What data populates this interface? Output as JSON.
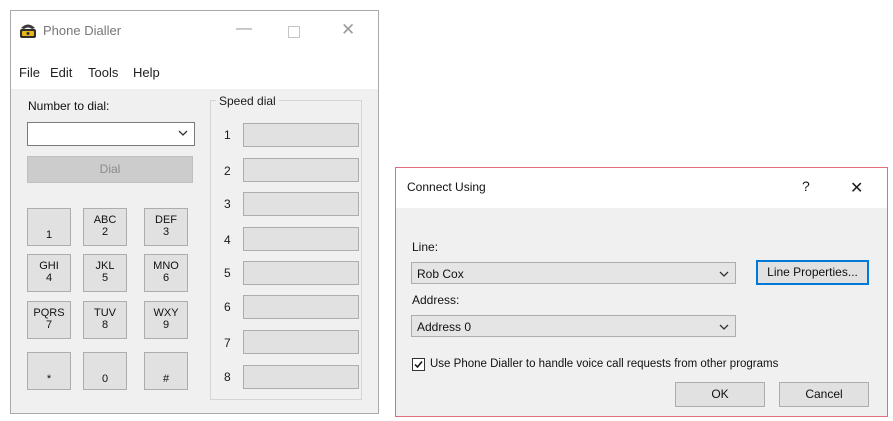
{
  "dialler": {
    "title": "Phone Dialler",
    "menu": [
      "File",
      "Edit",
      "Tools",
      "Help"
    ],
    "number_label": "Number to dial:",
    "number_value": "",
    "dial_button": "Dial",
    "speed_dial_title": "Speed dial",
    "speed_dial_numbers": [
      "1",
      "2",
      "3",
      "4",
      "5",
      "6",
      "7",
      "8"
    ],
    "keys": [
      {
        "top": "",
        "bottom": "1"
      },
      {
        "top": "ABC",
        "bottom": "2"
      },
      {
        "top": "DEF",
        "bottom": "3"
      },
      {
        "top": "GHI",
        "bottom": "4"
      },
      {
        "top": "JKL",
        "bottom": "5"
      },
      {
        "top": "MNO",
        "bottom": "6"
      },
      {
        "top": "PQRS",
        "bottom": "7"
      },
      {
        "top": "TUV",
        "bottom": "8"
      },
      {
        "top": "WXY",
        "bottom": "9"
      },
      {
        "top": "",
        "bottom": "*"
      },
      {
        "top": "",
        "bottom": "0"
      },
      {
        "top": "",
        "bottom": "#"
      }
    ]
  },
  "connect": {
    "title": "Connect Using",
    "help_glyph": "?",
    "close_glyph": "✕",
    "line_label": "Line:",
    "line_value": "Rob Cox",
    "line_properties_button": "Line Properties...",
    "address_label": "Address:",
    "address_value": "Address 0",
    "checkbox_label": "Use Phone Dialler to handle voice call requests from other programs",
    "checkbox_checked": true,
    "ok_button": "OK",
    "cancel_button": "Cancel"
  },
  "icons": {
    "app_icon": "phone-dialler-app-icon",
    "minimize": "minimize-icon",
    "maximize": "maximize-icon",
    "close": "close-icon",
    "dropdown": "chevron-down-icon",
    "check": "checkmark-icon"
  }
}
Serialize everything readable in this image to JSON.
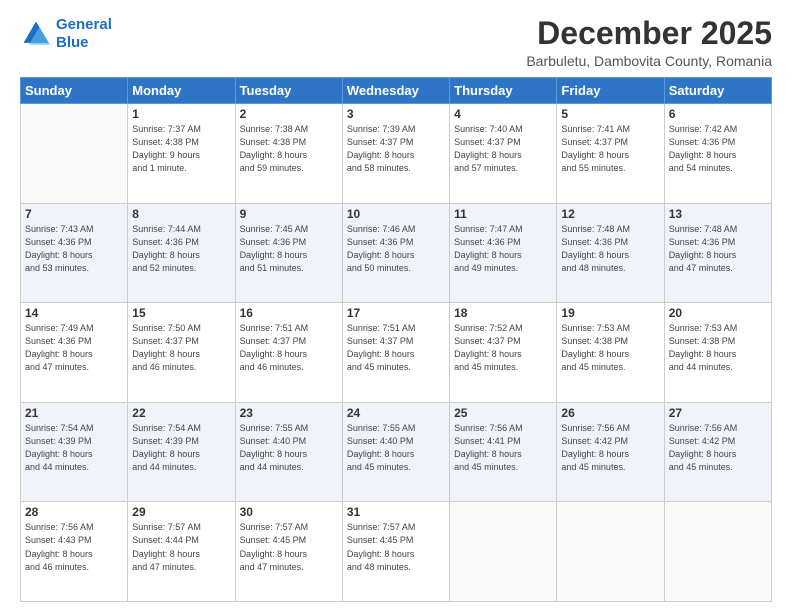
{
  "logo": {
    "line1": "General",
    "line2": "Blue"
  },
  "title": "December 2025",
  "subtitle": "Barbuletu, Dambovita County, Romania",
  "weekdays": [
    "Sunday",
    "Monday",
    "Tuesday",
    "Wednesday",
    "Thursday",
    "Friday",
    "Saturday"
  ],
  "weeks": [
    [
      {
        "day": "",
        "info": ""
      },
      {
        "day": "1",
        "info": "Sunrise: 7:37 AM\nSunset: 4:38 PM\nDaylight: 9 hours\nand 1 minute."
      },
      {
        "day": "2",
        "info": "Sunrise: 7:38 AM\nSunset: 4:38 PM\nDaylight: 8 hours\nand 59 minutes."
      },
      {
        "day": "3",
        "info": "Sunrise: 7:39 AM\nSunset: 4:37 PM\nDaylight: 8 hours\nand 58 minutes."
      },
      {
        "day": "4",
        "info": "Sunrise: 7:40 AM\nSunset: 4:37 PM\nDaylight: 8 hours\nand 57 minutes."
      },
      {
        "day": "5",
        "info": "Sunrise: 7:41 AM\nSunset: 4:37 PM\nDaylight: 8 hours\nand 55 minutes."
      },
      {
        "day": "6",
        "info": "Sunrise: 7:42 AM\nSunset: 4:36 PM\nDaylight: 8 hours\nand 54 minutes."
      }
    ],
    [
      {
        "day": "7",
        "info": "Sunrise: 7:43 AM\nSunset: 4:36 PM\nDaylight: 8 hours\nand 53 minutes."
      },
      {
        "day": "8",
        "info": "Sunrise: 7:44 AM\nSunset: 4:36 PM\nDaylight: 8 hours\nand 52 minutes."
      },
      {
        "day": "9",
        "info": "Sunrise: 7:45 AM\nSunset: 4:36 PM\nDaylight: 8 hours\nand 51 minutes."
      },
      {
        "day": "10",
        "info": "Sunrise: 7:46 AM\nSunset: 4:36 PM\nDaylight: 8 hours\nand 50 minutes."
      },
      {
        "day": "11",
        "info": "Sunrise: 7:47 AM\nSunset: 4:36 PM\nDaylight: 8 hours\nand 49 minutes."
      },
      {
        "day": "12",
        "info": "Sunrise: 7:48 AM\nSunset: 4:36 PM\nDaylight: 8 hours\nand 48 minutes."
      },
      {
        "day": "13",
        "info": "Sunrise: 7:48 AM\nSunset: 4:36 PM\nDaylight: 8 hours\nand 47 minutes."
      }
    ],
    [
      {
        "day": "14",
        "info": "Sunrise: 7:49 AM\nSunset: 4:36 PM\nDaylight: 8 hours\nand 47 minutes."
      },
      {
        "day": "15",
        "info": "Sunrise: 7:50 AM\nSunset: 4:37 PM\nDaylight: 8 hours\nand 46 minutes."
      },
      {
        "day": "16",
        "info": "Sunrise: 7:51 AM\nSunset: 4:37 PM\nDaylight: 8 hours\nand 46 minutes."
      },
      {
        "day": "17",
        "info": "Sunrise: 7:51 AM\nSunset: 4:37 PM\nDaylight: 8 hours\nand 45 minutes."
      },
      {
        "day": "18",
        "info": "Sunrise: 7:52 AM\nSunset: 4:37 PM\nDaylight: 8 hours\nand 45 minutes."
      },
      {
        "day": "19",
        "info": "Sunrise: 7:53 AM\nSunset: 4:38 PM\nDaylight: 8 hours\nand 45 minutes."
      },
      {
        "day": "20",
        "info": "Sunrise: 7:53 AM\nSunset: 4:38 PM\nDaylight: 8 hours\nand 44 minutes."
      }
    ],
    [
      {
        "day": "21",
        "info": "Sunrise: 7:54 AM\nSunset: 4:39 PM\nDaylight: 8 hours\nand 44 minutes."
      },
      {
        "day": "22",
        "info": "Sunrise: 7:54 AM\nSunset: 4:39 PM\nDaylight: 8 hours\nand 44 minutes."
      },
      {
        "day": "23",
        "info": "Sunrise: 7:55 AM\nSunset: 4:40 PM\nDaylight: 8 hours\nand 44 minutes."
      },
      {
        "day": "24",
        "info": "Sunrise: 7:55 AM\nSunset: 4:40 PM\nDaylight: 8 hours\nand 45 minutes."
      },
      {
        "day": "25",
        "info": "Sunrise: 7:56 AM\nSunset: 4:41 PM\nDaylight: 8 hours\nand 45 minutes."
      },
      {
        "day": "26",
        "info": "Sunrise: 7:56 AM\nSunset: 4:42 PM\nDaylight: 8 hours\nand 45 minutes."
      },
      {
        "day": "27",
        "info": "Sunrise: 7:56 AM\nSunset: 4:42 PM\nDaylight: 8 hours\nand 45 minutes."
      }
    ],
    [
      {
        "day": "28",
        "info": "Sunrise: 7:56 AM\nSunset: 4:43 PM\nDaylight: 8 hours\nand 46 minutes."
      },
      {
        "day": "29",
        "info": "Sunrise: 7:57 AM\nSunset: 4:44 PM\nDaylight: 8 hours\nand 47 minutes."
      },
      {
        "day": "30",
        "info": "Sunrise: 7:57 AM\nSunset: 4:45 PM\nDaylight: 8 hours\nand 47 minutes."
      },
      {
        "day": "31",
        "info": "Sunrise: 7:57 AM\nSunset: 4:45 PM\nDaylight: 8 hours\nand 48 minutes."
      },
      {
        "day": "",
        "info": ""
      },
      {
        "day": "",
        "info": ""
      },
      {
        "day": "",
        "info": ""
      }
    ]
  ]
}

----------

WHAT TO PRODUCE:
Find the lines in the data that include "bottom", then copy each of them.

EXERCISE RESPONSE:
        "bottom": "1"
        "bottom": "2"
        "bottom": "3"
        "bottom": "4"
        "bottom": "5"
        "bottom": "6"
        "bottom": "7"
        "bottom": "8"
        "bottom": "9"
        "bottom": "*"
        "bottom": "0"
        "bottom": "#"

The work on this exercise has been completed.